▶ [TASK BRIEF]: Go through the data line by line and count the lines that hold "menu". Reply with the total only.

** Opening RECORDS SHOWN block **

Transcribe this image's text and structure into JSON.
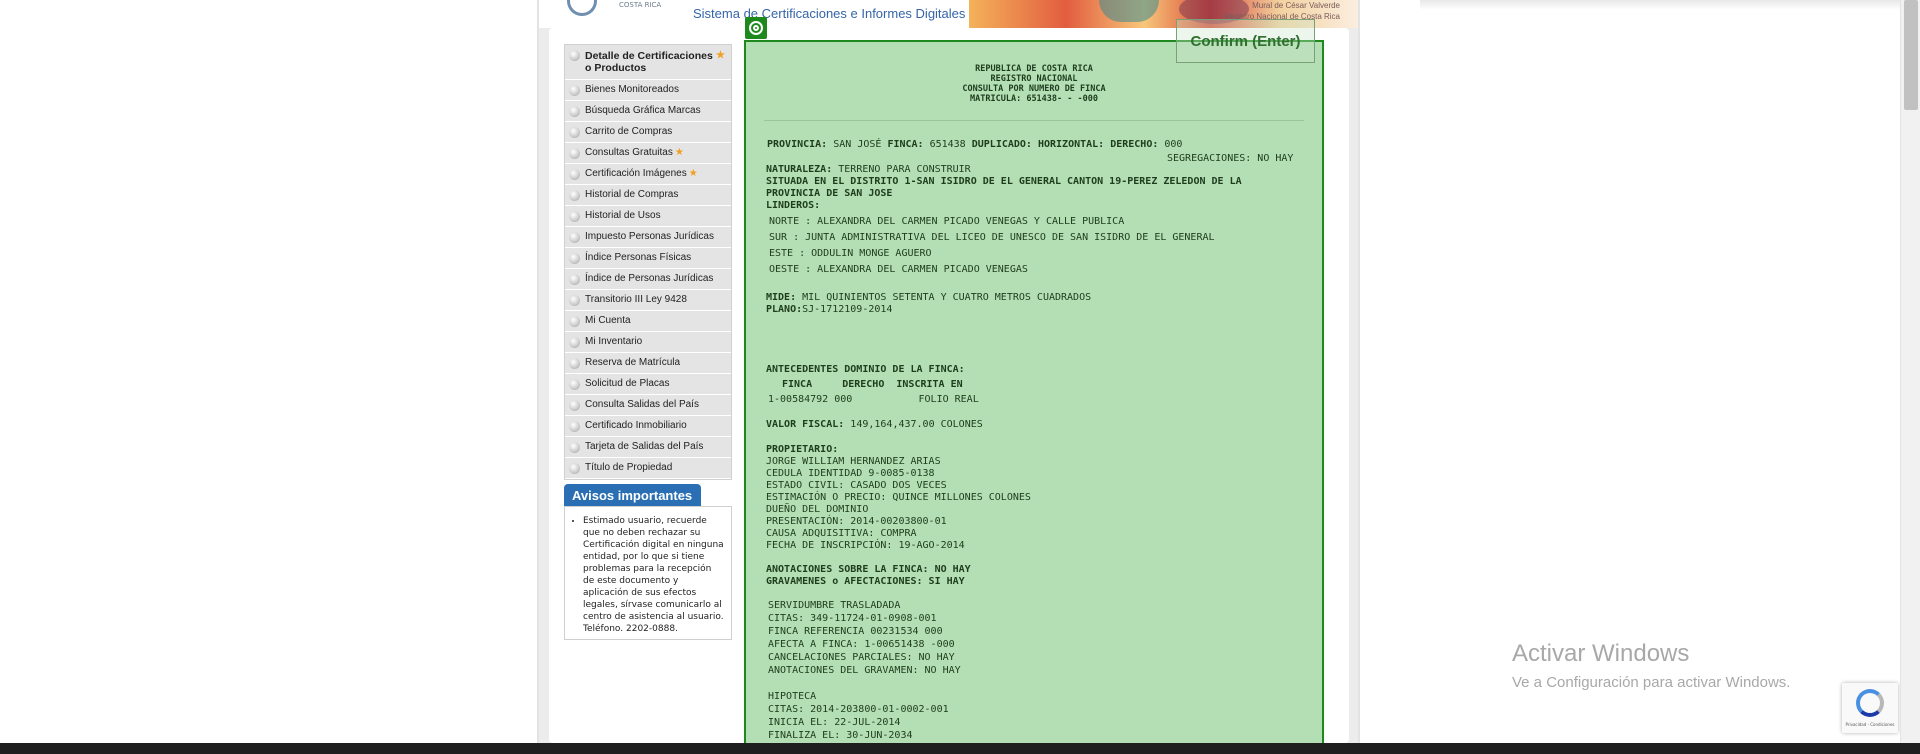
{
  "header": {
    "logo_text": "COSTA RICA",
    "site_title": "Sistema de Certificaciones e Informes Digitales",
    "mural_credit_1": "Mural de César Valverde",
    "mural_credit_2": "Registro Nacional de Costa Rica"
  },
  "sidebar": {
    "items": [
      {
        "label": "Detalle de Certificaciones o Productos",
        "starred": true
      },
      {
        "label": "Bienes Monitoreados"
      },
      {
        "label": "Búsqueda Gráfica Marcas"
      },
      {
        "label": "Carrito de Compras"
      },
      {
        "label": "Consultas Gratuitas",
        "starred": true
      },
      {
        "label": "Certificación Imágenes",
        "starred": true
      },
      {
        "label": "Historial de Compras"
      },
      {
        "label": "Historial de Usos"
      },
      {
        "label": "Impuesto Personas Jurídicas"
      },
      {
        "label": "Índice Personas Físicas"
      },
      {
        "label": "Índice de Personas Jurídicas"
      },
      {
        "label": "Transitorio III Ley 9428"
      },
      {
        "label": "Mi Cuenta"
      },
      {
        "label": "Mi Inventario"
      },
      {
        "label": "Reserva de Matrícula"
      },
      {
        "label": "Solicitud de Placas"
      },
      {
        "label": "Consulta Salidas del País"
      },
      {
        "label": "Certificado Inmobiliario"
      },
      {
        "label": "Tarjeta de Salidas del País"
      },
      {
        "label": "Título de Propiedad"
      }
    ],
    "star_glyph": "★"
  },
  "avisos": {
    "title": "Avisos importantes",
    "text": "Estimado usuario, recuerde que no deben rechazar su Certificación digital en ninguna entidad, por lo que si tiene problemas para la recepción de este documento y aplicación de sus efectos legales, sírvase comunicarlo al centro de asistencia al usuario. Teléfono. 2202-0888."
  },
  "confirm_button": "Confirm (Enter)",
  "document": {
    "head": [
      "REPUBLICA DE COSTA RICA",
      "REGISTRO NACIONAL",
      "CONSULTA POR NUMERO DE FINCA",
      "MATRICULA: 651438- - -000"
    ],
    "provincia_line": {
      "k1": "PROVINCIA:",
      "v1": " SAN JOSÉ ",
      "k2": "FINCA:",
      "v2": " 651438 ",
      "k3": "DUPLICADO: HORIZONTAL: DERECHO:",
      "v3": " 000"
    },
    "segregaciones": "SEGREGACIONES: NO HAY",
    "naturaleza_k": "NATURALEZA:",
    "naturaleza_v": " TERRENO PARA CONSTRUIR",
    "situada_1": "SITUADA EN EL DISTRITO 1-SAN ISIDRO DE EL GENERAL CANTON 19-PEREZ ZELEDON DE LA",
    "situada_2": "PROVINCIA DE SAN JOSE",
    "linderos": "LINDEROS:",
    "norte": "NORTE : ALEXANDRA DEL CARMEN PICADO VENEGAS Y CALLE PUBLICA",
    "sur": "SUR : JUNTA ADMINISTRATIVA DEL LICEO DE UNESCO DE SAN ISIDRO DE EL GENERAL",
    "este": "ESTE : ODDULIN MONGE AGUERO",
    "oeste": "OESTE : ALEXANDRA DEL CARMEN PICADO VENEGAS",
    "mide_k": "MIDE:",
    "mide_v": " MIL QUINIENTOS SETENTA Y CUATRO METROS CUADRADOS",
    "plano_k": "PLANO:",
    "plano_v": "SJ-1712109-2014",
    "antecedentes": "ANTECEDENTES DOMINIO DE LA FINCA:",
    "ant_cols": "FINCA     DERECHO  INSCRITA EN",
    "ant_row": "1-00584792 000           FOLIO REAL",
    "valor_k": "VALOR FISCAL:",
    "valor_v": " 149,164,437.00 COLONES",
    "propietario": "PROPIETARIO:",
    "prop_lines": [
      "JORGE WILLIAM HERNANDEZ ARIAS",
      "CEDULA IDENTIDAD 9-0085-0138",
      "ESTADO CIVIL: CASADO DOS VECES",
      "ESTIMACIÓN O PRECIO: QUINCE MILLONES COLONES",
      "DUEÑO DEL DOMINIO",
      "PRESENTACIÓN: 2014-00203800-01",
      "CAUSA ADQUISITIVA: COMPRA",
      "FECHA DE INSCRIPCIÓN: 19-AGO-2014"
    ],
    "anotaciones": "ANOTACIONES SOBRE LA FINCA: NO HAY",
    "gravamenes": "GRAVAMENES o AFECTACIONES: SI HAY",
    "serv_lines": [
      "SERVIDUMBRE TRASLADADA",
      "CITAS: 349-11724-01-0908-001",
      "FINCA REFERENCIA 00231534 000",
      "AFECTA A FINCA: 1-00651438 -000",
      "CANCELACIONES PARCIALES: NO HAY",
      "ANOTACIONES DEL GRAVAMEN: NO HAY"
    ],
    "hip_lines": [
      "HIPOTECA",
      "CITAS: 2014-203800-01-0002-001",
      "INICIA EL: 22-JUL-2014",
      "FINALIZA EL: 30-JUN-2034"
    ]
  },
  "watermark": {
    "title": "Activar Windows",
    "subtitle": "Ve a Configuración para activar Windows."
  },
  "recaptcha_text": "Privacidad - Condiciones"
}
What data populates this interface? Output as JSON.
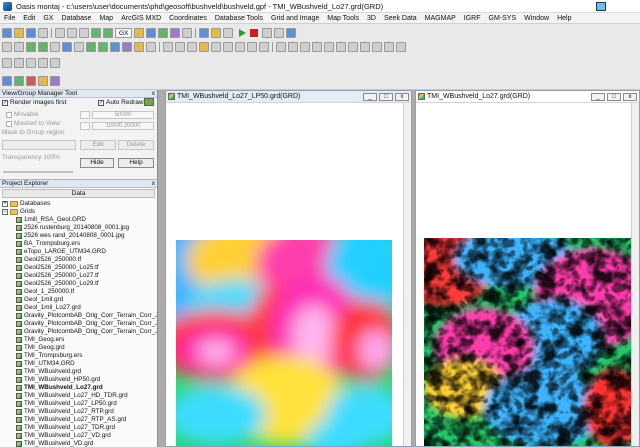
{
  "titlebar": {
    "title": "Oasis montaj - c:\\users\\user\\documents\\phd\\geosoft\\bushveld\\bushveld.gpf - TMI_WBushveld_Lo27.grd(GRD)"
  },
  "menu": [
    "File",
    "Edit",
    "GX",
    "Database",
    "Map",
    "ArcGIS MXD",
    "Coordinates",
    "Database Tools",
    "Grid and Image",
    "Map Tools",
    "3D",
    "Seek Data",
    "MAGMAP",
    "IGRF",
    "GM-SYS",
    "Window",
    "Help"
  ],
  "toolbar": {
    "gx_label": "GX"
  },
  "group_manager": {
    "title": "View/Group Manager Tool",
    "render_images_first": "Render images first",
    "auto_redraw": "Auto Redraw",
    "movable": "Movable",
    "masked_to_view": "Masked to View",
    "mask_to_group_region": "Mask to Group region",
    "transparency": "Transparency 100%",
    "scale_value": "50000",
    "zoom_value": "10000.20000",
    "edit_label": "Edit",
    "delete_label": "Delete",
    "hide_label": "Hide",
    "help_label": "Help"
  },
  "project_explorer": {
    "title": "Project Explorer",
    "tab_label": "Data",
    "databases_label": "Databases",
    "grids_label": "Grids",
    "grids": [
      "1mill_RSA_Geol.GRD",
      "2526 rustenburg_20140808_0001.jpg",
      "2526 wes rand_20140808_0001.jpg",
      "BA_Trompsburg.ers",
      "eTopo_LARGE_UTM34.GRD",
      "Geol2526_250000.tf",
      "Geol2526_250000_Lo25.tf",
      "Geol2526_250000_Lo27.tf",
      "Geol2526_250000_Lo29.tf",
      "Geol_1_250000.tf",
      "Geol_1mil.grd",
      "Geol_1mil_Lo27.grd",
      "Gravity_PlotcombAB_Orig_Corr_Terrain_Corr_Jorg_",
      "Gravity_PlotcombAB_Orig_Corr_Terrain_Corr_Jorg_",
      "Gravity_PlotcombAB_Orig_Corr_Terrain_Corr_Jorg_",
      "TMI_Geog.ers",
      "TMI_Geog.grd",
      "TMI_Trompsburg.ers",
      "TMI_UTM34.GRD",
      "TMI_WBushveld.grd",
      "TMI_WBushveld_HP50.grd",
      "TMI_WBushveld_Lo27.grd",
      "TMI_WBushveld_Lo27_HD_TDR.grd",
      "TMI_WBushveld_Lo27_LP50.grd",
      "TMI_WBushveld_Lo27_RTP.grd",
      "TMI_WBushveld_Lo27_RTP_AS.grd",
      "TMI_WBushveld_Lo27_TDR.grd",
      "TMI_WBushveld_Lo27_VD.grd",
      "TMI_WBushveld_VD.grd"
    ],
    "selected_index": 21
  },
  "windows": {
    "left_title": "TMI_WBushveld_Lo27_LP50.grd(GRD)",
    "right_title": "TMI_WBushveld_Lo27.grd(GRD)"
  }
}
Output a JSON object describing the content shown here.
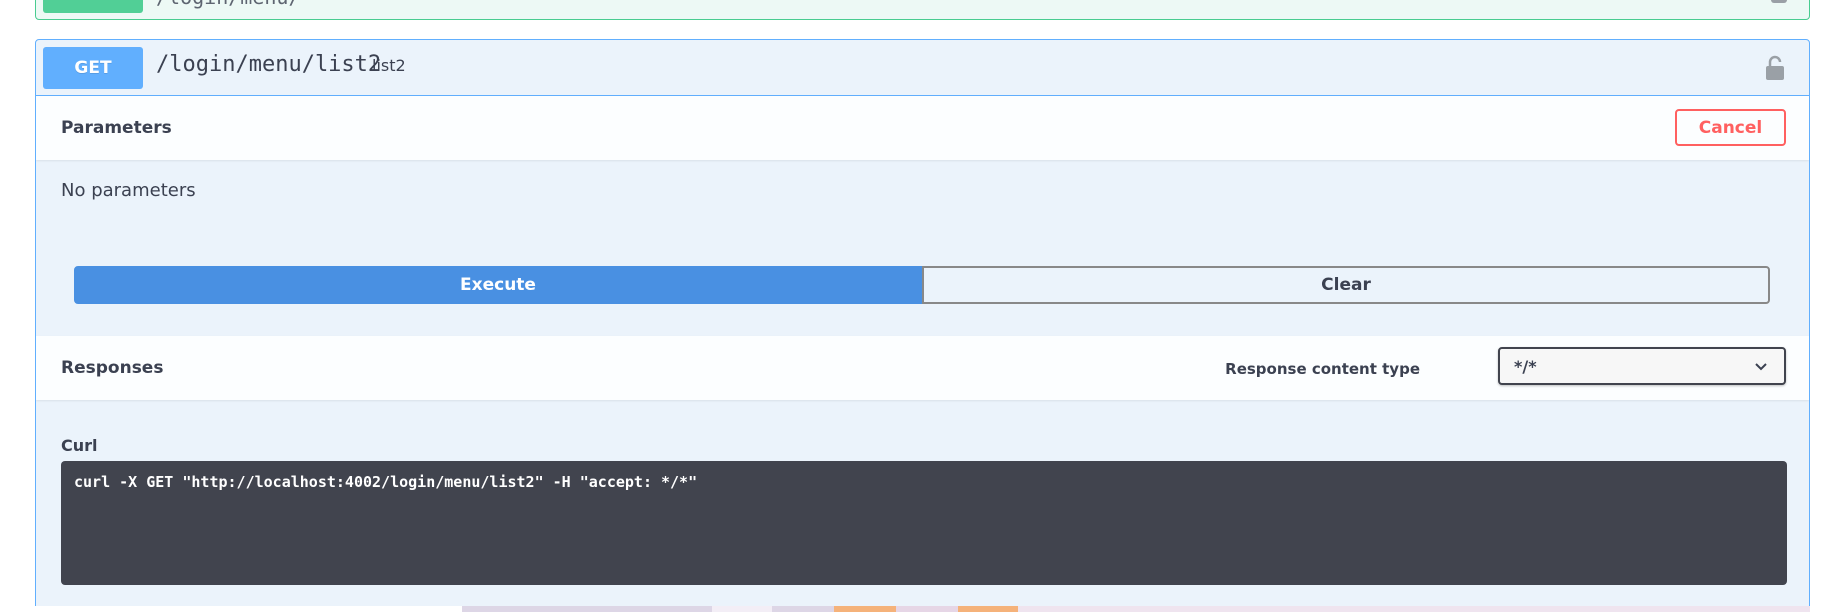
{
  "previous_op": {
    "path_fragment": "/login/menu/"
  },
  "operation": {
    "method": "GET",
    "path": "/login/menu/list2",
    "description": "list2"
  },
  "parameters": {
    "title": "Parameters",
    "cancel_label": "Cancel",
    "empty_text": "No parameters"
  },
  "actions": {
    "execute_label": "Execute",
    "clear_label": "Clear"
  },
  "responses": {
    "title": "Responses",
    "content_type_label": "Response content type",
    "content_type_value": "*/*"
  },
  "curl": {
    "label": "Curl",
    "command": "curl -X GET \"http://localhost:4002/login/menu/list2\" -H \"accept: */*\""
  },
  "colors": {
    "get": "#61affe",
    "post": "#49cc90",
    "execute": "#4990e2",
    "cancel": "#ff6060",
    "code_bg": "#41444e"
  },
  "icons": {
    "lock": "lock-icon",
    "chevron": "chevron-down-icon"
  }
}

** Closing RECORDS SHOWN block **

▶ [SOLUTION TO THIS EXERCISE]: 4